The issue has been prompted by a 2016 review by staff in the U.S. Forest Service’s Washington office that noted timber companies were focusing on the more valuable trees. According to that review, that practice resulted in millions of dollars of lost value from the contracts for the Tonka sale on Kupreanof Island near Petersburg and Big Thorne on Prince of Wales Island. The sales are what are called Integrated Resource Contracts, meaning that money would have been kept on the Tongass to pay for stream restoration and culvert repair and other stewardship work.
Becky Knight has been among the local residents asking the assembly to pass such a resolution seeking answers. “I respectfully ask that you unanimously support the resolution,” Knight told the assembly. “To vote otherwise would send a clear message that not only is the timber industry a sacred cow but there are no budgetary issues facing our community and we are willing to allow millions of dollars to evaporate while suffering the economic and ecological cost with no apparent concern.”
The assembly discussed a draft resolution in April but didn’t vote on it. In May, a short-handed assembly voted down sending a letter to Forest Service officials seeking some of the same answers.
The timber sale problems were highlighted by the group Public Employees for Environmental Responsibility, or PEER, a nationwide watchdog group based in Silver Spring, Maryland. PEER published the 2016 Forest Service review of the sales and sued the agency for documents relating to Tongass timber sale administration and appraisal.

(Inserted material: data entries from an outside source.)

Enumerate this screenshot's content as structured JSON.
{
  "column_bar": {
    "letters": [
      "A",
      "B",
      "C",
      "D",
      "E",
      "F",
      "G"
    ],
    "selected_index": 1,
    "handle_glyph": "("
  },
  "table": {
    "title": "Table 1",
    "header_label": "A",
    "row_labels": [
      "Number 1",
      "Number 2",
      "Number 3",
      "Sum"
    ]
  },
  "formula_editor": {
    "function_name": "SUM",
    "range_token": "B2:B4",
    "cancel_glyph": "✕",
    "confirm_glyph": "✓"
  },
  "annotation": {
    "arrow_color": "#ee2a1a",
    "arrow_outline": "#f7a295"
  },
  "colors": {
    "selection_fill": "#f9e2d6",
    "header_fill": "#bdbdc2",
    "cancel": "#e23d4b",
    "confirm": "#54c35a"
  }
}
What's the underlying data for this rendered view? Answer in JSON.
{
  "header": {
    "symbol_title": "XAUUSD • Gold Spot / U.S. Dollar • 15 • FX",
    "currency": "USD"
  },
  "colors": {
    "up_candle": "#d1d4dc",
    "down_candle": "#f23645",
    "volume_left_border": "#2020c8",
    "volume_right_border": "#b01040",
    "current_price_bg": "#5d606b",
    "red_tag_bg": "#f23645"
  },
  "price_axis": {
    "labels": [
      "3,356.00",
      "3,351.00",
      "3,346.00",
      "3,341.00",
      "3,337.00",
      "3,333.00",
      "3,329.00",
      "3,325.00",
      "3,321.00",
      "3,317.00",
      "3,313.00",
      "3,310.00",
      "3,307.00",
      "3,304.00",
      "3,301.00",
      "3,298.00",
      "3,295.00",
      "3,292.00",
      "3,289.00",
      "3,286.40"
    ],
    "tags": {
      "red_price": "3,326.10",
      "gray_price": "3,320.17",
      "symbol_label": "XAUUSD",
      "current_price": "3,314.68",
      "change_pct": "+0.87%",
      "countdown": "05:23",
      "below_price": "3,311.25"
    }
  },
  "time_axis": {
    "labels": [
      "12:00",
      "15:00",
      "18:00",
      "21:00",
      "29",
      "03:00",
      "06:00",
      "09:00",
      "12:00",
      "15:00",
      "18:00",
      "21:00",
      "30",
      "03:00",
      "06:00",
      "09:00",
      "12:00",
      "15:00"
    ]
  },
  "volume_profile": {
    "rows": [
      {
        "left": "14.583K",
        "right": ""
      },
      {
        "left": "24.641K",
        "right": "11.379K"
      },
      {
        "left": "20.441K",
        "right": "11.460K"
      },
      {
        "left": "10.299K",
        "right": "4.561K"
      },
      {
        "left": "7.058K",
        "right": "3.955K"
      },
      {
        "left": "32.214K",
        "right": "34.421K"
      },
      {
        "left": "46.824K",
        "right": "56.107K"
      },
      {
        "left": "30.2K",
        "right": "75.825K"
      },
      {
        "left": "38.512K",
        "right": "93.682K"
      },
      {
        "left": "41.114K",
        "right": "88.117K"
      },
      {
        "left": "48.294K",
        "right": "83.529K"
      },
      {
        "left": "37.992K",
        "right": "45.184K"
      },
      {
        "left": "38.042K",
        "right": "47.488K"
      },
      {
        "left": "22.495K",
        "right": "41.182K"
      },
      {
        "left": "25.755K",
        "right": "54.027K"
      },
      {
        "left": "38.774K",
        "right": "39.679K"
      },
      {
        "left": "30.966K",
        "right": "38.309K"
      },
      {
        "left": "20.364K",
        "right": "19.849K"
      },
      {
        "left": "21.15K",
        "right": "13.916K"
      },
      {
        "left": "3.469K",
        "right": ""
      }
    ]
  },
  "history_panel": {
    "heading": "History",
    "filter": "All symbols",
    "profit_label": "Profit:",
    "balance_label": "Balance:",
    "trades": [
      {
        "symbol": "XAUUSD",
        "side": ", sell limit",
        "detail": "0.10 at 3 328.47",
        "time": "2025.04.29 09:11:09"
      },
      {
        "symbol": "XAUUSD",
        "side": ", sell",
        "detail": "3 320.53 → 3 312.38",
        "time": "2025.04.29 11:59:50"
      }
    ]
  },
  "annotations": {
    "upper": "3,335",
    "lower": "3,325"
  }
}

PEER says it’s received thousands of pages of Forest Service documents and communications but says it hasn’t seen evidence of change in sale oversight. The Forest Service has said it is implementing a plan to address the Washington office review findings.
Assembly member and retired Forest Service employee Bob Lynn was against the resolution and said he understood the agency was already following up on the problems.
“We need to look at going forward,” Lynn said. “Yeah there’s corrective items here and yeah it needs to be fixed and I don’t disagree with that. But to go back and to ask for another audit that’s already ongoing and one that’s supposed to come to conclusion I don’t think is correct, because all that does is just jam things up really. From a borough standpoint I think we need to look at it from a positive way. And the positive way would be to write a letter asking first of all if we wanted to, maybe the chief of the Forest Service or the Secretary of Agriculture to give us an update on what is going on and when we can expect some results.”
It’s was Lynn’s first meeting back on the assembly. He was off for a year and not a part of the vote in May against sending such a letter.
Assembly member Jeff Meucci asked for the resolution to be back on the agenda at this time.
“This resolution has been before us for quite a while, for like probably a year,” Meucci said. “We had an assembly member here who worked for the Forest Service and this resolution was going to cause him some uncomfort at work. And I didn’t want that to happen. I respected him too much to kind of jam it down his throat and make him vote on it. Now we have an opportunity to kind of move this thing forward. If somebody would like to submit a letter to the Forest Service we can certainly do that but this has been out there for a while. It can’t hurt to ask.”
Current Forest Service employee Eric Castro didn’t run for re-election this year and is no longer on the assembly. Still the votes weren’t there to pass the resolution, only Meucci and Jeigh Stanton Gregor supported it and it failed 2-4.